The eukaryotic nucleus is functionally organized. Gene loci, for example, often reveal altered localization patterns according to their developmental regulation. Whole chromosomes also demonstrate non-random nuclear positions, correlated with inherent characteristics such as gene density or size. Given that hundreds to thousands of genes are coordinately regulated in any given cell type, interest has grown in whether chromosomes may be specifically localized according to gene regulation. A synthesis of the evidence for preferential chromosomal organization suggests that, beyond basic characteristics, chromosomes can assume positions functionally related to gene expression.
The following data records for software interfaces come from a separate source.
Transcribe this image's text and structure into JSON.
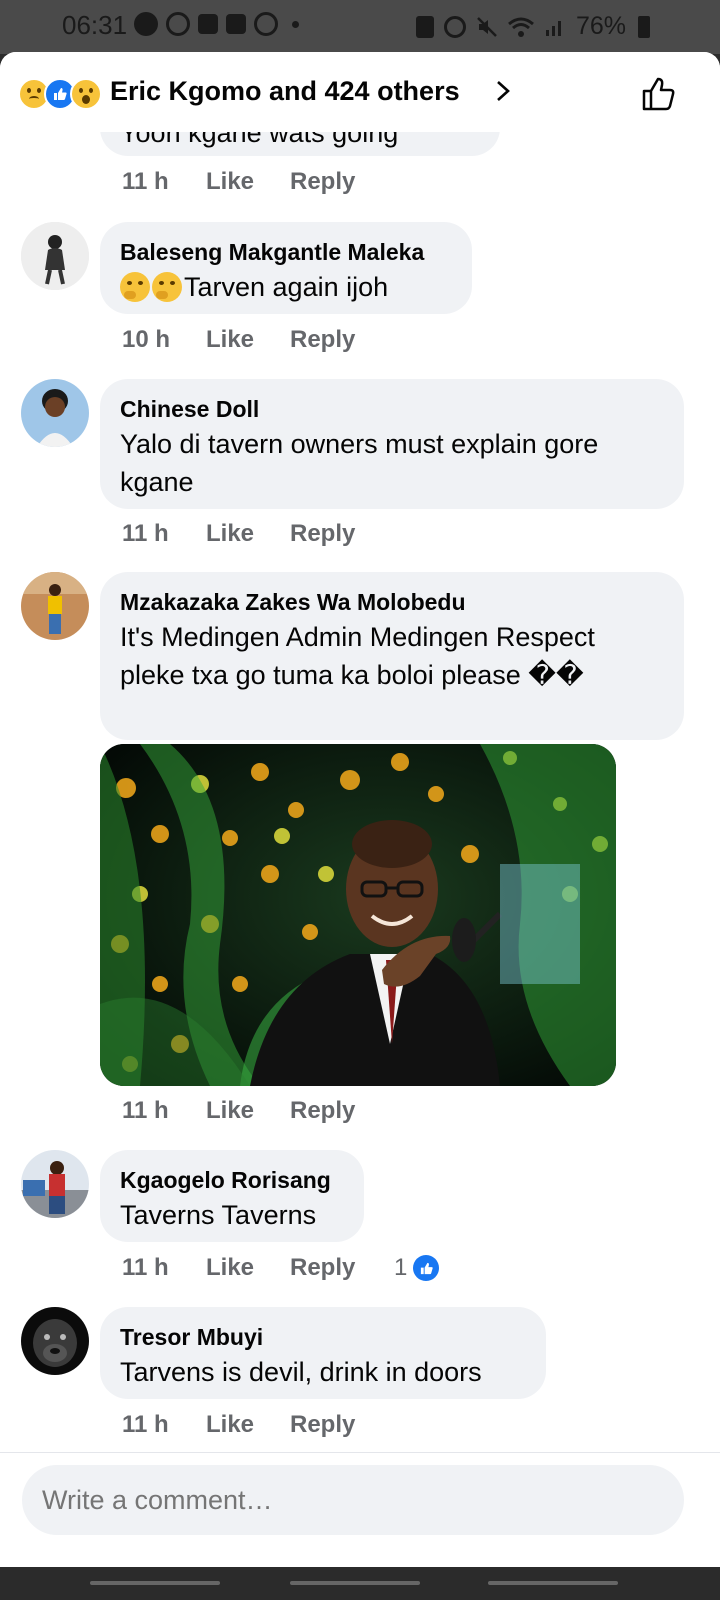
{
  "status_bar": {
    "time": "06:31",
    "battery": "76%"
  },
  "header": {
    "reactions": [
      "sad-reaction-icon",
      "like-reaction-icon",
      "wow-reaction-icon"
    ],
    "title": "Eric Kgomo and 424 others"
  },
  "partial_comment": {
    "text": "Yoon kgane wats going",
    "time": "11 h",
    "like_label": "Like",
    "reply_label": "Reply"
  },
  "comments": [
    {
      "author": "Baleseng Makgantle Maleka",
      "text": "Tarven again ijoh",
      "time": "10 h",
      "like_label": "Like",
      "reply_label": "Reply"
    },
    {
      "author": "Chinese Doll",
      "text": "Yalo di tavern owners must explain gore kgane",
      "time": "11 h",
      "like_label": "Like",
      "reply_label": "Reply"
    },
    {
      "author": "Mzakazaka Zakes Wa Molobedu",
      "text": "It's Medingen Admin Medingen Respect pleke txa go tuma ka boloi please ��",
      "time": "11 h",
      "like_label": "Like",
      "reply_label": "Reply"
    },
    {
      "author": "Kgaogelo Rorisang",
      "text": "Taverns Taverns",
      "time": "11 h",
      "like_label": "Like",
      "reply_label": "Reply",
      "reaction_count": "1"
    },
    {
      "author": "Tresor Mbuyi",
      "text": "Tarvens is devil, drink in doors",
      "time": "11 h",
      "like_label": "Like",
      "reply_label": "Reply"
    }
  ],
  "composer": {
    "placeholder": "Write a comment…"
  },
  "colors": {
    "bubble_bg": "#f0f2f5",
    "meta_text": "#65676b",
    "like_blue": "#1877f2",
    "statusbar_bg": "#4a4a4a"
  }
}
Moreover, analysis of total chromosome organization during cellular differentiation indicates that unique chromosome topologies, albeit probabilistic, in effect define a cell lineage. Future work with new techniques, including the advanced forms of the chromosome conformation capture (3C), and the development of next-generation whole-genome imaging approaches, will help to refine our view of chromosomal organization. We suggest that genomic organization during cellular differentiation should be viewed as a dynamic process, with gene expression patterns leading to chromosome associations that feed back on themselves, leading to the self-organization of the genome according to coordinate gene regulation.
ASJC Scopus subject areas
- Cell Biology